January 7, 2008

Hey! I’ve said happy new year to everyone except you. Can you imagine that? Well, I suppose it’s not too late. Someone says you should stop saying Happy new year on 6th January, so I’ve missed it by a few hours. But I’m sure it won’t make the year less happy for you.

You know, these customs! Someone also said that it’s on that day that you take off your Christmas decorations. Well, what few decorations I had up were taken down at least three days ago … great crime that!

I’ve always been very bad at writing letters, diaries, … blogs, etc. It would have been too much to expect me to write “Merry Christmas” and a “happy new year”. Two messages within a week of each other? I’m sure that most people hadn’t got over Christmas before the new year. Spare a thought for Nigerians and other multi-faith countries. A week before Christmas, they were celebrating one of the Ids. Apologies to my muslim friends, because I don’t know which one. Oh to be in Nigeria, three public holidays in three weeks.

Which reminds me, On my Christmas day walk, (see last post) I was thinking. you know that song, “Do They Know It’s Christmas”? It’s an interesting song. It was written for the famine victims of Ethiopia. I can’t speak for any Christians in Ethiopia and I hope we never get that in Nigeria. But I’m sure that Christians in Nigeria would know that it was Christmas, whether they were dying of hunger or not.

I suppose it depends on what we think of as Christmas. Is it about the tree? I decorated my house with what I can only call a Christmas shrub, which I bought from Wilkinson’s for 1 pound, about three years ago. It got out of its hiding place on Christmas eve and returned shortly after the new year. There could never have been room for a present under that. Or is it about all the shopping?

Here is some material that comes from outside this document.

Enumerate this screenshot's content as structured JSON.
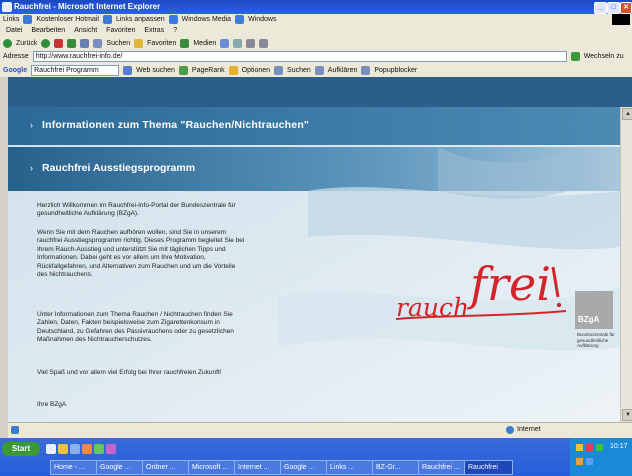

Thanks for the song, but I think that Christians in Ethiopia would probably have realised it was Christmas. And even if Ethiopia is a very prosperous country, I don’t think they’ll celebrate Christmas in the way the famed song writers expect.

See, that should have been part of the Merry Christmas thing. I only remembered it because I was listening to my answerphone a few days ago. Sometimes I don’t get to it on time. Someone left a message. Maybe it was an accidental call, you know those ones, when your mobile dials a number and you don’t know about it. But I heard no voices, just the song “Do they know it’s Christmas” Or maybe it was God reminding me about what I was thinking about.

Oh I forgot, it’s the new year. Isn’t that what I’m supposed to be writing about? It’s a time for new beginnings, for new hopes, for new goals, a time to forget about past hurts and disappointments. That’s what everyone says. Is it true? I’ve got a friend, her name is Ife. She’s gone to Nigeria to start a new job. I suppose she’s begun the job now, probably on 2 Jan. Aloted has also returned to get married. Wow! What special new years they’re having.

I’ve got three major goals this year. Please pray for me. They’re tough; God once sent a message to the Israelites; I think it was around the time the temple was being rebuilt. “It’s not by power, not by might, but by My spirit”. They’re tough goals, but that’s what I’m holding onto.

So, it’s a time for new beginnings. God says “I’m doing a new thing”. But I also think it’s a time to continue in the great things that happened last year. Not the bad things mind. I think bad things have their time span, and on January 1, someone asked me again why bad things happen. I’m not ready to provoke a debate, but I said at least two reasons. I talked about the things I always read about, that trials make you grow. It’s even in the Bible, in James, 1 Peter, etc. Then I said that the truth is that the devil exists, and he puts trials in our way. We’ve all read of Job, and we read the encouraging part that God knew his strengths and God did not allow the devil to test him beyond his will. Jesus once said to Peter that satan had asked that he, (Peter) might be sifted like wheat. But Jesus said “I have prayed for you”. Once when I read that, I was so uplifted by the fact that Jesus had Peter’s welfare in mind. But there was more; he said that When Peter had overcome his difficulties, he would lead the disciples. It was not by Peter’s might or power, but by God’s spirit.

I’m wandering off again. Wasn’t I supposed to be writing about continuing in the good of last year? The Bible often reads like a fairy tale. You know, all the good guys always win, after they’ve gone through some difficulty. Joseph, Daniel, Moses, Peter, Paul, even Abraham. If there’s a formula, it must be that they go through their difficulties, still trusting in God. Those difficulties never last, but the greatness of these Bible characters is still being talked about, even this morning as I write. So we need to throw away the bad things of the last year, but not the good, because it’s the good things that last.

And there are many new things that await us this year. I wait with eager expectation for the great things God’s laid out for me. This morning, (or should I say yesterday morning) there was a specific word in church which I believe applied to me, and which talked about success after several failures. I’m holding onto it.

Oh by the way, I wish you all a fantastic new year, rich in blessings, joy and God’s love. And my friend Sylvester Ogbolu, a Nigerian living in Addis Ababa wrote to the Voice of America, requesting a song for me. It’s Christmas day today in the Ethiopian churches. So, on the 25th of December, they probably don’t know it’s Christmas after all. But what about today?